A manager letter is a formal letter that managers use to conduct negotiations with relevant stakeholders. Employees and other parties can also send one to managers for their inquiries and other professional matters.
How to Write a Manager Letter?
Managers are essential in keeping workplaces (and by extension, businesses) running. The US Bureau of Labor Statistics projects the employment of management posts to increase by 7% from 2018 to 2020. According to the Bureau, this growth will open up an estimate of 706,900 new employment opportunities. Learn how to write a letter worth reading by following these simple steps.
1. Gauge Your Recipient
Who are you sending your document to? Is it a person or an institution? Whether you’re sending it to a bank manager or a restaurant itself, have a good understanding of who or what your recipient is. After all, your letter’s content revolves around who or what you’re writing it for.
2. Define Your Intent
Now that you know who you’re sending your letter to, your reason comes next. Is your document going to be a complaint letter? Are you after a promotion? Regardless of what your intention is, make it clear right off the bat. You’ll save your recipient from confusion once he or she reads it.

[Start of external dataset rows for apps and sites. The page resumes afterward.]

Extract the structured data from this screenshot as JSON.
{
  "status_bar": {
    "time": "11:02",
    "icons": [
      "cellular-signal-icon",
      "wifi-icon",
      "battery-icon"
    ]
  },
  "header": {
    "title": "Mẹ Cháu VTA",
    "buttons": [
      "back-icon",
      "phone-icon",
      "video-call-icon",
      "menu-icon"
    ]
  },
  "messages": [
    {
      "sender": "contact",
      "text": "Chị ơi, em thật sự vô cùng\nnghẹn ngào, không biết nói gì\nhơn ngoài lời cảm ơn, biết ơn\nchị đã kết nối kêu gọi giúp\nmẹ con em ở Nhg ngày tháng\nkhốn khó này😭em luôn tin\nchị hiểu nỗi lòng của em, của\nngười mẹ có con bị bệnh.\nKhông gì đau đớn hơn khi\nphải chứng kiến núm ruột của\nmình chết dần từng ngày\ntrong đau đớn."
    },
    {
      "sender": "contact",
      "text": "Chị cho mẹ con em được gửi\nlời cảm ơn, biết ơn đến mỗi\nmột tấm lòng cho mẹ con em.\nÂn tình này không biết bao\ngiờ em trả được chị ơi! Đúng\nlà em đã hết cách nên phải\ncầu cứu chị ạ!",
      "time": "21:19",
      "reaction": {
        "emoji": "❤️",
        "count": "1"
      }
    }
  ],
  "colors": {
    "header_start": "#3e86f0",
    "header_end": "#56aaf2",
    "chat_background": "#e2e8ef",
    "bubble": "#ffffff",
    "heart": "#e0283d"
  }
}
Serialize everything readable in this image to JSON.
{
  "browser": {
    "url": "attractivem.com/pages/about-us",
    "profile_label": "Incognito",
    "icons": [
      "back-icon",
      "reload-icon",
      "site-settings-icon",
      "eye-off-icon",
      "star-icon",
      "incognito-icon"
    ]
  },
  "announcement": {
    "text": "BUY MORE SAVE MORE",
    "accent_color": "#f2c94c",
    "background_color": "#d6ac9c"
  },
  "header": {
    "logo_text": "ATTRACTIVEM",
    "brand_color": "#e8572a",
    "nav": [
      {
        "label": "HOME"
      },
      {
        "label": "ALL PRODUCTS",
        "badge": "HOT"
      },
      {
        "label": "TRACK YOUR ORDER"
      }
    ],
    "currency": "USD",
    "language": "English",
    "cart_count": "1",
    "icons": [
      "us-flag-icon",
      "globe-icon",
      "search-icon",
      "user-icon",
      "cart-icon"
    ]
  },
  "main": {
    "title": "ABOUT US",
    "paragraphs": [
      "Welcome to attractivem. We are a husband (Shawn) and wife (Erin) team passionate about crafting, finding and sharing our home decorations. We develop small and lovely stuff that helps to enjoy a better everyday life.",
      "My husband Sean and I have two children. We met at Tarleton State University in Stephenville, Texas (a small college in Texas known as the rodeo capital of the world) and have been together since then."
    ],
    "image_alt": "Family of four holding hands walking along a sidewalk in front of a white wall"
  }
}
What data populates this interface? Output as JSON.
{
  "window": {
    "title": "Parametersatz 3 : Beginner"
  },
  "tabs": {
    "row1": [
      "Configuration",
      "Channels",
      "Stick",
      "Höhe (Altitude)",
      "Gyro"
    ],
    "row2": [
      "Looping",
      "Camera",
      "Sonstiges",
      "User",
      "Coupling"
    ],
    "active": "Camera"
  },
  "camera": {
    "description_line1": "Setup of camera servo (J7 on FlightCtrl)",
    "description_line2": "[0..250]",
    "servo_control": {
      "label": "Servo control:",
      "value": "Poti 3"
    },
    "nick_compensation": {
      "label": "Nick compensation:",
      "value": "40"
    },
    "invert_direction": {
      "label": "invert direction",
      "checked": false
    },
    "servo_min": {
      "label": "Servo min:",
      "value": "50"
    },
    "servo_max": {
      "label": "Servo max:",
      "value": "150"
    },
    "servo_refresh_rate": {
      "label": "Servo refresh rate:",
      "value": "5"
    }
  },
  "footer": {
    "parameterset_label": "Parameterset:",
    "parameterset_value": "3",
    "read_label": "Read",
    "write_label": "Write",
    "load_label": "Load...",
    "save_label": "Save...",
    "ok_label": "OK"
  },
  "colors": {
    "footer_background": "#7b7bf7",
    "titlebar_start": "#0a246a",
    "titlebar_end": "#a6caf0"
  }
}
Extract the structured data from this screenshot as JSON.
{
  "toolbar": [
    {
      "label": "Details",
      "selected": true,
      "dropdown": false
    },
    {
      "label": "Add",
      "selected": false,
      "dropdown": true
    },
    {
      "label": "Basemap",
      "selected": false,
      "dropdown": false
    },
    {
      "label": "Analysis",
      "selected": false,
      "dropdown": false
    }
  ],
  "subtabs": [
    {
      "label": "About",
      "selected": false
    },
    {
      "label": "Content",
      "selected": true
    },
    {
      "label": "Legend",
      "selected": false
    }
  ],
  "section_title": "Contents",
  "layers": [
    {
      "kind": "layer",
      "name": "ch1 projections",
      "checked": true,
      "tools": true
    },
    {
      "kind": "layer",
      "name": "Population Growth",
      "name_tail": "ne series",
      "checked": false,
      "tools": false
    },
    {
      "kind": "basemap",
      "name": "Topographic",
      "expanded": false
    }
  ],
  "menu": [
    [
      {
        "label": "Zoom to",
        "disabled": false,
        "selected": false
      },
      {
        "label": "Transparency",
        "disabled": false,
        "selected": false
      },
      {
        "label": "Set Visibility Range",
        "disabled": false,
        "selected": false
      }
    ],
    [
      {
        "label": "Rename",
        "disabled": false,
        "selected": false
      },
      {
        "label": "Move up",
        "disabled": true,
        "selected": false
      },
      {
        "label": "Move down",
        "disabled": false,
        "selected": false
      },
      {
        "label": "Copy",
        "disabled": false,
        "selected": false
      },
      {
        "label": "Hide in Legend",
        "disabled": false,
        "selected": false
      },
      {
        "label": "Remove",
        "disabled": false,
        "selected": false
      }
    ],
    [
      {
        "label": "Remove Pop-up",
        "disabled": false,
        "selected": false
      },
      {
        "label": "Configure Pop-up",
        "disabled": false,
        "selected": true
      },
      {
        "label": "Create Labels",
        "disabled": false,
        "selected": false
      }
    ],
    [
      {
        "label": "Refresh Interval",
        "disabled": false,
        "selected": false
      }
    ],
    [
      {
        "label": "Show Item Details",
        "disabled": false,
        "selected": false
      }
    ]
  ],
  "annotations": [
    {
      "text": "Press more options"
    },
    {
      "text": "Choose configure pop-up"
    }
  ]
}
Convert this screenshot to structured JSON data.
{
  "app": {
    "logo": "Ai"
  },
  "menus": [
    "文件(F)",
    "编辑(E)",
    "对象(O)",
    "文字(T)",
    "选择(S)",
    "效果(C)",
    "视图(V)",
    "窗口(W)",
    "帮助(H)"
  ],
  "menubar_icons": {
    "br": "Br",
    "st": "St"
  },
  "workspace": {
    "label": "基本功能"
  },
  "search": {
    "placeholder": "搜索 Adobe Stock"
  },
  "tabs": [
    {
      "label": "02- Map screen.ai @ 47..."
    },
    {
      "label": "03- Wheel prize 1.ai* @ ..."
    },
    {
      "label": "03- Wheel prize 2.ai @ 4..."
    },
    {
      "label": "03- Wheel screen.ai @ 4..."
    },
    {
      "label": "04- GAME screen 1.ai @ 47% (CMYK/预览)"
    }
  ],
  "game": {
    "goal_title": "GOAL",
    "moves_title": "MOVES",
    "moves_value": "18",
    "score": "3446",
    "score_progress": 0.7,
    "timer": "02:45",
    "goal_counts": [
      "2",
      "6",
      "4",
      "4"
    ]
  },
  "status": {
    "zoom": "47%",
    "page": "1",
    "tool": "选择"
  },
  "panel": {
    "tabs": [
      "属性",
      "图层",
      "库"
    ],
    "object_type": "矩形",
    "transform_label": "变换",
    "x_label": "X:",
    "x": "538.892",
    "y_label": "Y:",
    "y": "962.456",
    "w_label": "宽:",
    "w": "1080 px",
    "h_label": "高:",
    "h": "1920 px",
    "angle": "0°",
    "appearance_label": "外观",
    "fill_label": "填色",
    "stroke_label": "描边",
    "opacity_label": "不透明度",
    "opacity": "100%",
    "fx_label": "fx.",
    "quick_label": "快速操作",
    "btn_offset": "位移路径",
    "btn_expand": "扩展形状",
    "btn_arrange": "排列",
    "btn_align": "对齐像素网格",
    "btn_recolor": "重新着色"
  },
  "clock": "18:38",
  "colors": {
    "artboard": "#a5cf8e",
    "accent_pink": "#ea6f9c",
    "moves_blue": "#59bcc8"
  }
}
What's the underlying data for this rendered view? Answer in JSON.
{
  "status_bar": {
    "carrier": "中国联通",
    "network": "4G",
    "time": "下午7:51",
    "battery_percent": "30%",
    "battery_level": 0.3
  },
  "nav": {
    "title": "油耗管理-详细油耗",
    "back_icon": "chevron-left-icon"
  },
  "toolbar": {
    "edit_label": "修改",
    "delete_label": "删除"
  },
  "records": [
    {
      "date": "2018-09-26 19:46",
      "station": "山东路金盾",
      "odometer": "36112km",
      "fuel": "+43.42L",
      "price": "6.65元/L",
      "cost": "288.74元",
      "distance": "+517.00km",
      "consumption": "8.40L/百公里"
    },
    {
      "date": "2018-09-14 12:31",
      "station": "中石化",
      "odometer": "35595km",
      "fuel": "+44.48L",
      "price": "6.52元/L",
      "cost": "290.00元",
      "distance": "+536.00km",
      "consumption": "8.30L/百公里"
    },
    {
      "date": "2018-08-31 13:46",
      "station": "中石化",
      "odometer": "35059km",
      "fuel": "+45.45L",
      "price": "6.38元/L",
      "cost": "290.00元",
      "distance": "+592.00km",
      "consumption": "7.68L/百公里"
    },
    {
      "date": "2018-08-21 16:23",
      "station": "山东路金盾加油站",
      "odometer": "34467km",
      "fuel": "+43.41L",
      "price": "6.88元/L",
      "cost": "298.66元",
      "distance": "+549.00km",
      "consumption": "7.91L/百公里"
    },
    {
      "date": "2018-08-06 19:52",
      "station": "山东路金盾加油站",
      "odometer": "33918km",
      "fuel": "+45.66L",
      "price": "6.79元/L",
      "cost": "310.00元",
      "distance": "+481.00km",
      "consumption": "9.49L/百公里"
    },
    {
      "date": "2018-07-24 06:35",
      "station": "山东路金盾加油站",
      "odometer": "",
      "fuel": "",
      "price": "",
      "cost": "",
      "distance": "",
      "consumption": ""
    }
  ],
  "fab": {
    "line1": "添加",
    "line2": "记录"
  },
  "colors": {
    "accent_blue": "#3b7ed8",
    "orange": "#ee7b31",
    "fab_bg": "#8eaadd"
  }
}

3. Include the Basics
While your letter should strictly be about your intent, don’t forget to include the basics. These include proper greetings, date, address (personal or office), full name, and signature. Since a manager's letter is a business letter, following a standard format is highly advisable.
4. Make an Impression
When you’re writing a manager's letter, your words should reflect that you know what you’re talking about. Your tone should be as formal as possible to show your recipient that you mean business. Include historical data and statistics (from more than one reference) in your document to support your content.
What are the types of managers?
Managers are usually classified into three (3) types, which are the following:
1. General managers
2. Functional managers
3. Frontline managers
Are leaders and managers the same?
There’s a blurry line between these two. A manager is a person that carries out the four (4) basic management functions. Although leadership is part of their jobs, not all managers are leaders just because they can do all 4 functions. Leaders don’t need formal titles; instead, they must be open to change and look at things from a wider perspective.
How does one become a manager?
Becoming a manager doesn’t happen overnight. Start off on the right foot with these steps:
1. Express your intentions.
2. Dabble in mentorships.
3. Hone your skills further.
4. Show why you’re worthy of the position.
5. Seek feedback from important parties.
What are the advantages of being managers?
Holding managerial positions has its perks. These are the top three (3) advantages managers have over other employees:
1. Managers receive higher compensation. This doesn’t come as a surprise, especially if you look at the work they have to do.
2. Managers have a say on decision-making. This lets everyone know that they’re trusted to take on important responsibilities and other matters.
3. Managers gain more experience. They’ll grow as professionals (and as people) as they work.
What are the disadvantages of being managers?
For every advantage, there’s always a disadvantage. Here are three (3) downsides of their jobs:
1. Managers must make difficult decisions.
2. Pressure will increase.
3. Work will always hound them.